Thursday, August 4, 2011

A Summary of All Evidence for the 'Against Marcion' Literary Tradition

To summarize our analysis of the various statements made in the Church History about treatises made against Marcion in the first few hundred years of Christianity:
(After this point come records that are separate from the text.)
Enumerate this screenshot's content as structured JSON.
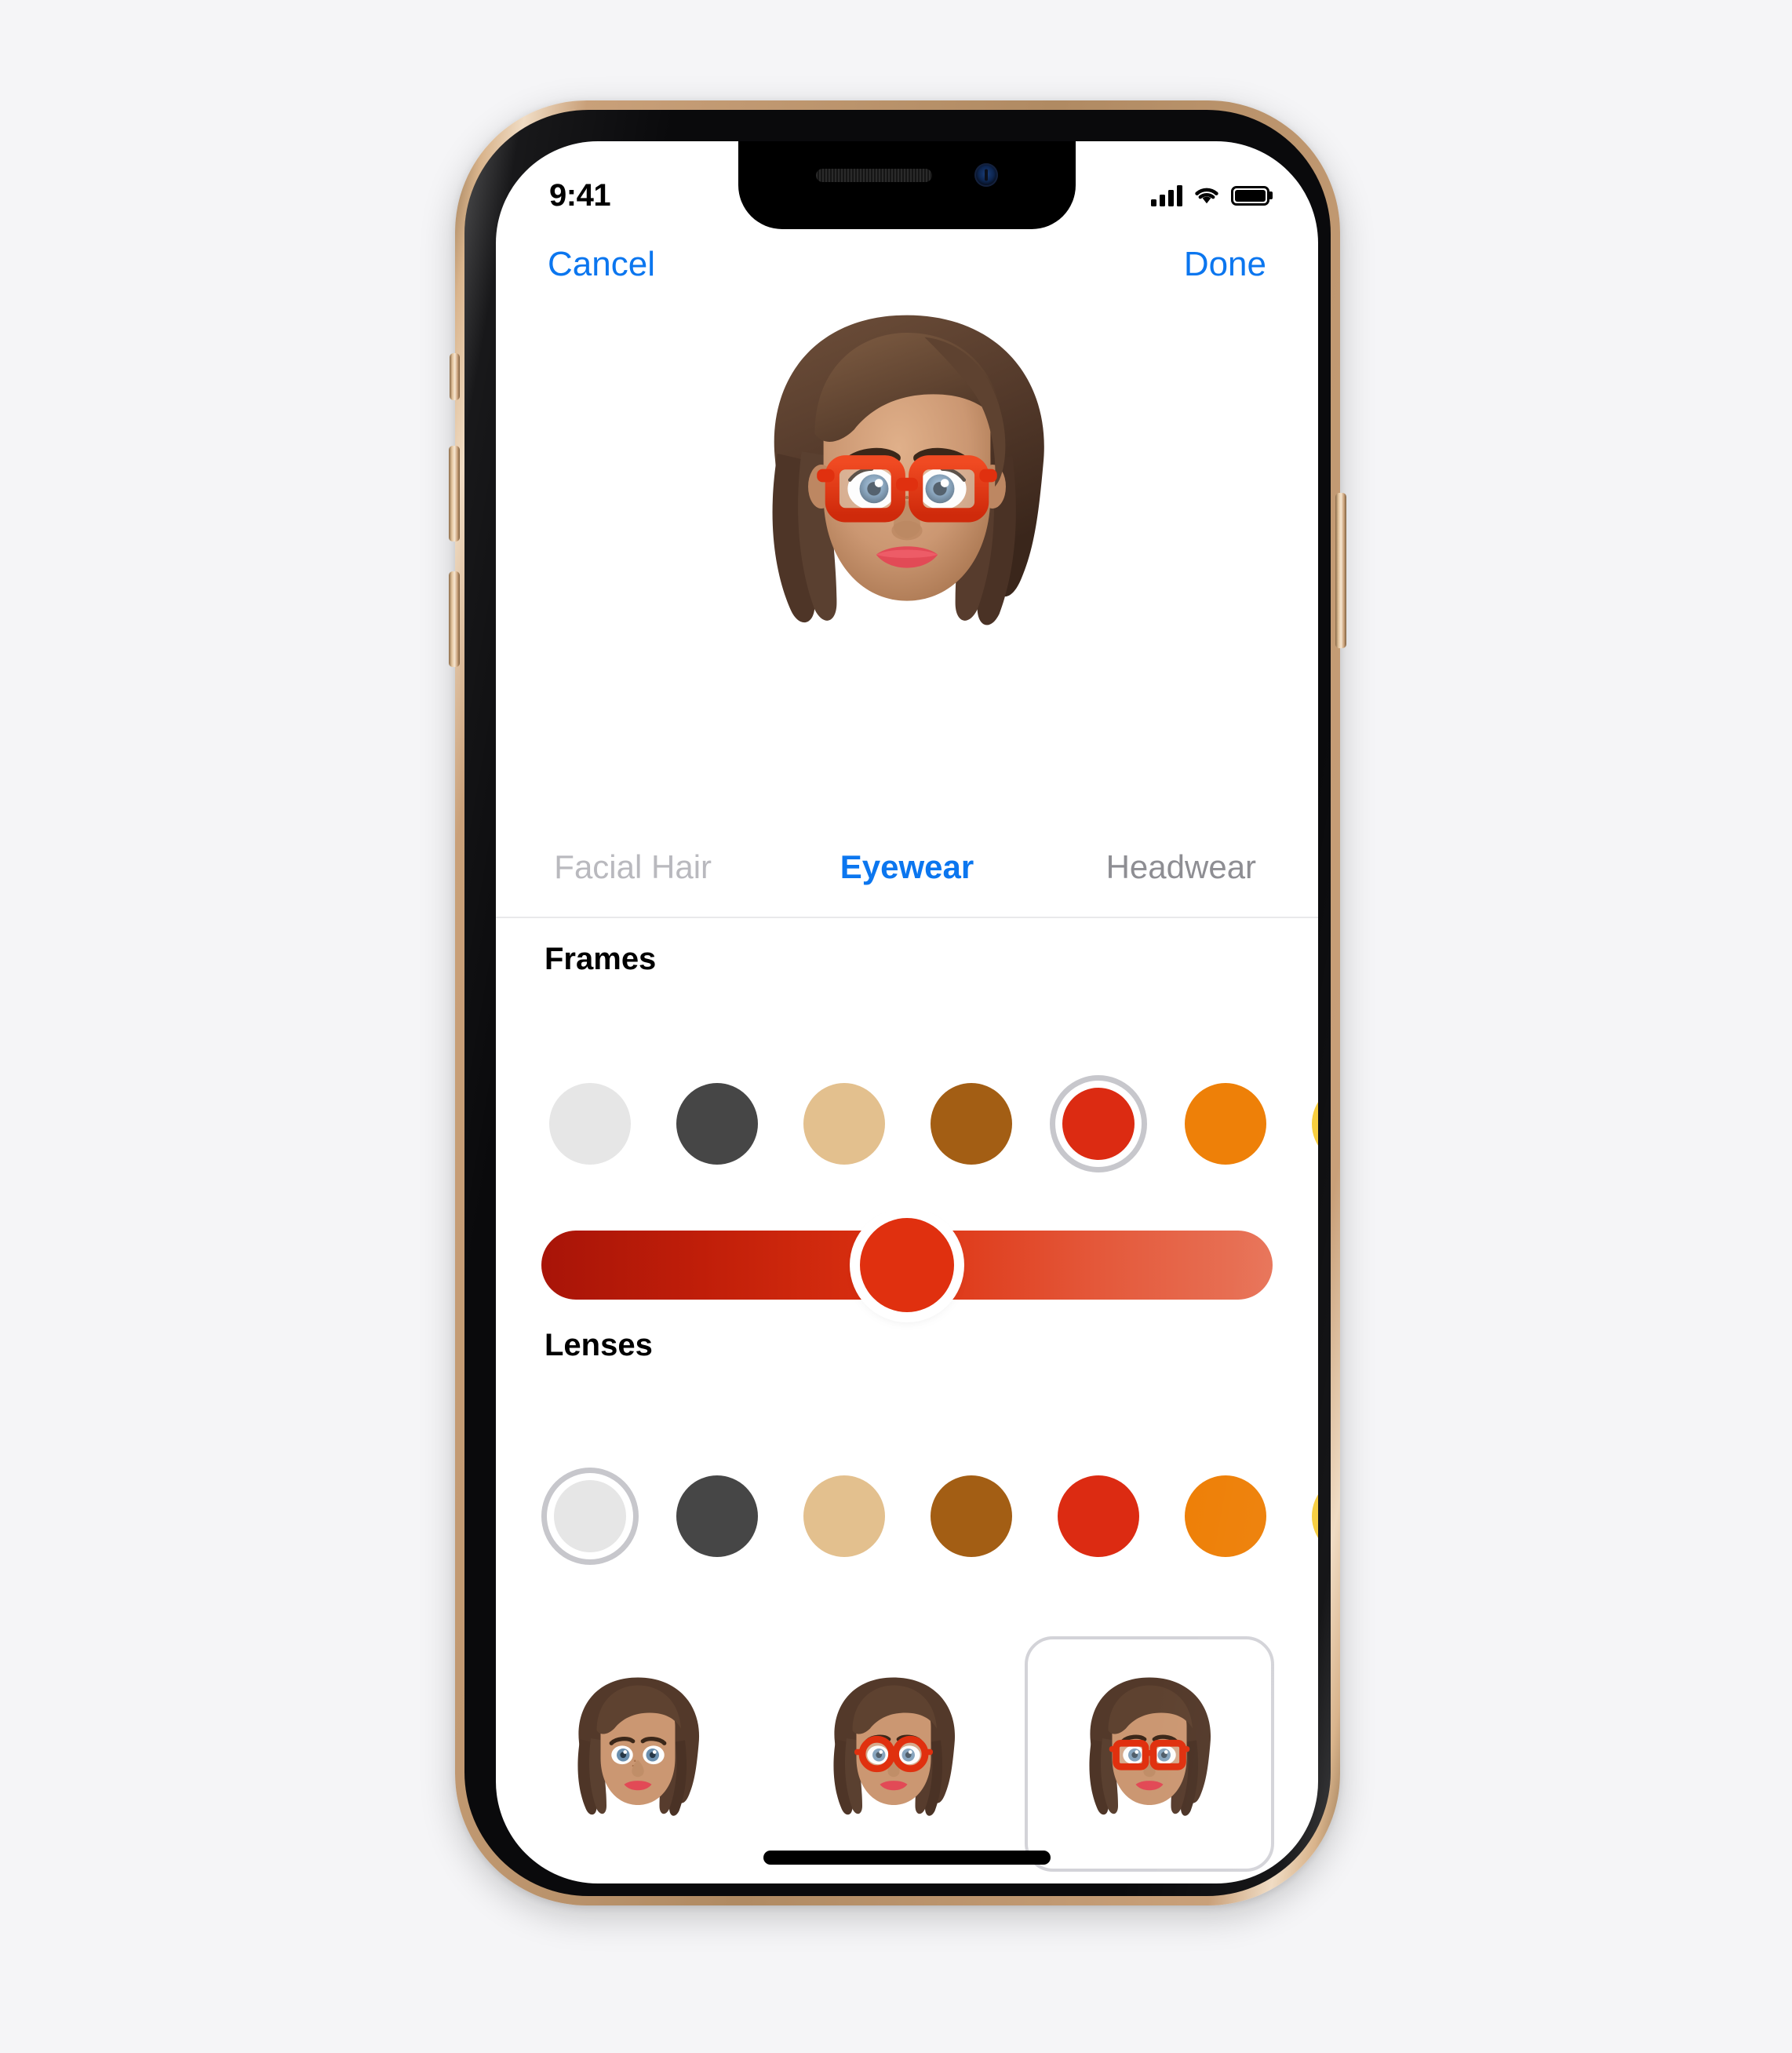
{
  "device": {
    "model": "iPhone XS",
    "frame_color": "#c9a079",
    "bezel_color": "#0a0a0c"
  },
  "status_bar": {
    "time": "9:41",
    "signal_icon": "cellular-signal-icon",
    "signal_bars": 4,
    "wifi_icon": "wifi-icon",
    "battery_icon": "battery-full-icon",
    "battery_level": 100
  },
  "nav_bar": {
    "cancel_label": "Cancel",
    "done_label": "Done",
    "tint_color": "#0b76ef"
  },
  "preview": {
    "name": "memoji-preview",
    "skin_tone": "#c99470",
    "hair_color": "#5c4131",
    "eye_color": "#6e93b8",
    "glasses_color": "#e0300f",
    "lip_color": "#e04a4f"
  },
  "tabs": [
    {
      "label": "Facial Hair",
      "active": false
    },
    {
      "label": "Eyewear",
      "active": true
    },
    {
      "label": "Headwear",
      "active": false
    }
  ],
  "sections": [
    {
      "title": "Frames",
      "selected_index": 4,
      "swatches": [
        {
          "name": "white",
          "color": "#e6e6e6"
        },
        {
          "name": "charcoal",
          "color": "#464646"
        },
        {
          "name": "tan",
          "color": "#e3c08e"
        },
        {
          "name": "brown",
          "color": "#a35e14"
        },
        {
          "name": "red",
          "color": "#dc2b12"
        },
        {
          "name": "orange",
          "color": "#ee8008"
        },
        {
          "name": "yellow",
          "color": "#f7cd3c"
        }
      ],
      "slider": {
        "name": "frame-shade-slider",
        "value": 50,
        "gradient_start": "#a81408",
        "gradient_mid": "#dd3211",
        "gradient_end": "#e8755a"
      }
    },
    {
      "title": "Lenses",
      "selected_index": 0,
      "swatches": [
        {
          "name": "white",
          "color": "#e6e6e6"
        },
        {
          "name": "charcoal",
          "color": "#464646"
        },
        {
          "name": "tan",
          "color": "#e3c08e"
        },
        {
          "name": "brown",
          "color": "#a35e14"
        },
        {
          "name": "red",
          "color": "#dc2b12"
        },
        {
          "name": "orange",
          "color": "#ee8008"
        },
        {
          "name": "yellow",
          "color": "#f7cd3c"
        }
      ],
      "slider": null
    }
  ],
  "thumbnails": {
    "selected_index": 2,
    "items": [
      {
        "name": "no-glasses",
        "glasses": "none"
      },
      {
        "name": "round-glasses",
        "glasses": "round",
        "color": "#e0300f"
      },
      {
        "name": "square-glasses",
        "glasses": "square",
        "color": "#e0300f"
      }
    ]
  },
  "home_indicator": {
    "name": "home-indicator"
  }
}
  1. there seems to have been a paired collection 'Against Heresies' generally and 'Against Marcion' which is connected to every major Church Father of the period, Greek or Latin - i.e. Justin, Irenaeus, Tertullian, Hippolytus.
  2. Schaff acknowledges difficulties with Eusebius's reporting of the 'Against Marcion' attributed to Justin in Book Four of Irenaeus's 'Against Heresies.'  Eusebius pretends to cite from the text when in fact he is only drawing from the First Apology. It is safe to conclude that the citation of such a text in Against Heresies was not matched by an actual text of this name associated with Justin Martyr.  
  3. The same difficulty exists with 'Against Heresies' claim that Irenaeus ever composed an 'Against Marcion.'  Aside from the reference to it our surviving collection of Irenaeus, the actual text never existed.  
  4. the earliest anti-Marcionite treatise which actually existed and was witnessed firsthand by Eusebius was something written by Dionysius of Corinth at the end of the second century.  It was directed against 'the Marcionites' generally rather than Marcion per se. Dionysius likely also references at least one other anti-Marcionite bishop from Greece in the document.  
  5. Eusebius also mentions that a similar text against 'the errors' associated with Marcionitism was written by a certain Modestus was written at the same time.  
  6. Theophilus originally wrote an anti-Marcionite treatise which likely formed the basis to Against Marcion Book Four and Five.  This text was clearly greatly modified from a Diatessaron and Galatians first canon to a presumption of a fourfold canon and an assumption that Marcion had a Galatians first canon.
  7. Eusebius cites anti-Marcionite works by the heretic Bardesanes but glosses over the fact that he was a heretic.  No actual evidence to suggest that Bardesanes ever bought into the historical existence of a 'Marcion' the head of the 'Marcionites.'
  8. all the rest of the references to people associated with treatises directed 'Against Marcion' in Eusebius's book lived or wrote in the third century (we have already dealt with the arguments that the references to Marcion of Pontus in Justin's Apology and Irenaeus's Against Heresies were third century insertions in a previous post.  

Email with comments or questions.

Stephan Huller's Observations by Stephan Huller
is licensed under a
Creative Commons Attribution 3.0 United States License.